═════ AVAILABLE DATA

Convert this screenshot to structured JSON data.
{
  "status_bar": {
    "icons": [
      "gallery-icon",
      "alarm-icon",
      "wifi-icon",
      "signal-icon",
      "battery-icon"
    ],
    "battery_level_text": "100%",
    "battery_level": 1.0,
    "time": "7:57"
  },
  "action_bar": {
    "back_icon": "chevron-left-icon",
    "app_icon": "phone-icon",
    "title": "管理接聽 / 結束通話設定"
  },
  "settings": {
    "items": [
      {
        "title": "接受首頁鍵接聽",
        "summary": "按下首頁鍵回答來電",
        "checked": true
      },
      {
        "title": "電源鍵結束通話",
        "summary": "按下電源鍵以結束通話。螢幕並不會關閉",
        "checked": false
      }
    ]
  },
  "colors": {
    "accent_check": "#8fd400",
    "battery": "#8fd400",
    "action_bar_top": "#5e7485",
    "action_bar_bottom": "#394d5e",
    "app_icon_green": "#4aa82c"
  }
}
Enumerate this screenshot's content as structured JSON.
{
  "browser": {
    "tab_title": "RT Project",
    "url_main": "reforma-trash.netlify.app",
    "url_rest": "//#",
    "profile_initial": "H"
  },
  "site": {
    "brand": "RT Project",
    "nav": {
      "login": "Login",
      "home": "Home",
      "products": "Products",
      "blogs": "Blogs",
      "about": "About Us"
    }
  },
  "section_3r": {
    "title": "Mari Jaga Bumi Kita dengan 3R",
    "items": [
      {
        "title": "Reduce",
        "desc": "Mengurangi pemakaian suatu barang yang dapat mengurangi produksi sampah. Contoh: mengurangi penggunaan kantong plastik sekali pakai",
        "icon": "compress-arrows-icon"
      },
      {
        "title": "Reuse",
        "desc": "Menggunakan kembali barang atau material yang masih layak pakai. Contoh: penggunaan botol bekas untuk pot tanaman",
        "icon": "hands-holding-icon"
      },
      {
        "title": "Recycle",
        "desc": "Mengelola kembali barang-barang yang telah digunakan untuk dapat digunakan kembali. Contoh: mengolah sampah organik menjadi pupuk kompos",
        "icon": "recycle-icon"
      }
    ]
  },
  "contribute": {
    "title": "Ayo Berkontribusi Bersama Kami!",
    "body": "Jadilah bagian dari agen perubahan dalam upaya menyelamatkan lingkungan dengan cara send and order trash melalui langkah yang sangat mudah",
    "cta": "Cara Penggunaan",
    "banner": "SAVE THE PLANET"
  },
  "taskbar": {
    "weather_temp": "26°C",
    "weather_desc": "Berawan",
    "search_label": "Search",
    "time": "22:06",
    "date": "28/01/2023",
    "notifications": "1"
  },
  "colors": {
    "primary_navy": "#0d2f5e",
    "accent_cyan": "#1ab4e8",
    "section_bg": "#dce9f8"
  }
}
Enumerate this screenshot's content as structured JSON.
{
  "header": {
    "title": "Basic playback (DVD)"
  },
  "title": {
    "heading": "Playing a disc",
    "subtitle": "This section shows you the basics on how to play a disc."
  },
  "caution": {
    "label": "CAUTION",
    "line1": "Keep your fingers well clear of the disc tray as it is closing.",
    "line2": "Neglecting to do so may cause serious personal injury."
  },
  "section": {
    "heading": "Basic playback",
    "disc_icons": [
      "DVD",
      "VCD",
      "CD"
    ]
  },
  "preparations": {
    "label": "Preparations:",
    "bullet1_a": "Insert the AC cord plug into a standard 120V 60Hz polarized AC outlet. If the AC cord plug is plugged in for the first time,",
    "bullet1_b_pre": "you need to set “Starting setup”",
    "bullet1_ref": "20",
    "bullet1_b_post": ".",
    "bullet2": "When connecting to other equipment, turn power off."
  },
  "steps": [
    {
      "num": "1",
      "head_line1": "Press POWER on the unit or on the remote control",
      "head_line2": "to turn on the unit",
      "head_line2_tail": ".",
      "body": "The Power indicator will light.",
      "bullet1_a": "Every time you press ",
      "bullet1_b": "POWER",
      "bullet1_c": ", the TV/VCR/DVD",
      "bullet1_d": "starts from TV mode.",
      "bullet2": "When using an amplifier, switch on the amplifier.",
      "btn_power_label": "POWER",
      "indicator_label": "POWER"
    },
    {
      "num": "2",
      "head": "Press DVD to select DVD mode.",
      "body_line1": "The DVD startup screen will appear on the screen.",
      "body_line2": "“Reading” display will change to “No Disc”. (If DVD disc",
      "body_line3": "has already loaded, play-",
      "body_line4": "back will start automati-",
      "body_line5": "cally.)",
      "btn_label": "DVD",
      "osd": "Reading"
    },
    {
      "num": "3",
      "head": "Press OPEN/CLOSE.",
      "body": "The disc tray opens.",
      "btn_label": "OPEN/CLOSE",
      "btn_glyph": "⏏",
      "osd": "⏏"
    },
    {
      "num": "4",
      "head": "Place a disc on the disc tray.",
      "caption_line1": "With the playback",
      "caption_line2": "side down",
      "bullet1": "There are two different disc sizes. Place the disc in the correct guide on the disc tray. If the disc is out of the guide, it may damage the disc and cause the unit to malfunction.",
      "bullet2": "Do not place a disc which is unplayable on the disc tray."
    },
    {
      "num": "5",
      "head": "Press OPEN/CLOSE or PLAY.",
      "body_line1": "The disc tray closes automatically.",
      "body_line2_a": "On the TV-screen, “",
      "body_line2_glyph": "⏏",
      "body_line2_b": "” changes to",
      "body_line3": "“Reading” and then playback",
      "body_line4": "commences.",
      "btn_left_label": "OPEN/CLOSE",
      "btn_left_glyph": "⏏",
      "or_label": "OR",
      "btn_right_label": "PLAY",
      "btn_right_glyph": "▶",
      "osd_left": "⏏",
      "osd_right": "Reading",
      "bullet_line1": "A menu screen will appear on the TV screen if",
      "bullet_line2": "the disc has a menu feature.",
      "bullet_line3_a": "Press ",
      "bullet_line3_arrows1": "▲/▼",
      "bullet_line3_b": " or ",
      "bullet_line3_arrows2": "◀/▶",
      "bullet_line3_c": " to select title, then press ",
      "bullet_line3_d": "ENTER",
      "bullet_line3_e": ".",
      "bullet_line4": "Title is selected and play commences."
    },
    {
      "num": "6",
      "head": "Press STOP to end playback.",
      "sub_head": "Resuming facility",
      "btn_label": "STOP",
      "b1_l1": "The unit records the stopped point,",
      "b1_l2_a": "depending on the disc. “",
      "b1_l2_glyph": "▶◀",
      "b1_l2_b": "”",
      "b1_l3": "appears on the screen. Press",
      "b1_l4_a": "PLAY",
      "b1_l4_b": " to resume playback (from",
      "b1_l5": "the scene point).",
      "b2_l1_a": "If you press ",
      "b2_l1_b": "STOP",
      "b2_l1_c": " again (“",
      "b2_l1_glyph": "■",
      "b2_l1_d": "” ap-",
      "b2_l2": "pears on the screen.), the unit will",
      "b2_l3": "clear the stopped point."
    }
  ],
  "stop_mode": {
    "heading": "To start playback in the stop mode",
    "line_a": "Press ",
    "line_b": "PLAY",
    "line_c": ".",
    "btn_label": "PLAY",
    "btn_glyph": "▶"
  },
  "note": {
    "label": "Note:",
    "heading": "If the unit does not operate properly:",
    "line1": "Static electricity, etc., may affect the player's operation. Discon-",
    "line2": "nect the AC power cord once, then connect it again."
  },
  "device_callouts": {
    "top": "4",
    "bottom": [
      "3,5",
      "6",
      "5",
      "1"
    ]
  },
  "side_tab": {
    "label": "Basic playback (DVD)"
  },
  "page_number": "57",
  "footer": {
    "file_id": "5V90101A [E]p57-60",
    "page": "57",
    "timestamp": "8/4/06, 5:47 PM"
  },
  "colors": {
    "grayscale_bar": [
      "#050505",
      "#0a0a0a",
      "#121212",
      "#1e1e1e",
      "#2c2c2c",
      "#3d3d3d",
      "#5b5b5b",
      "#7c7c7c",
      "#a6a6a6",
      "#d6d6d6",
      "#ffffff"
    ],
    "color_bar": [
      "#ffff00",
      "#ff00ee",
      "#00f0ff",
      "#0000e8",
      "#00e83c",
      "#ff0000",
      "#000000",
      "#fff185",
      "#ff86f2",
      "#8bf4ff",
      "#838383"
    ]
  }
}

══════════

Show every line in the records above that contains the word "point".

▶ [RESULT OF THIS TASK]:
      "b1_l1": "The unit records the stopped point,",
      "b1_l5": "the scene point).",
      "b2_l3": "clear the stopped point."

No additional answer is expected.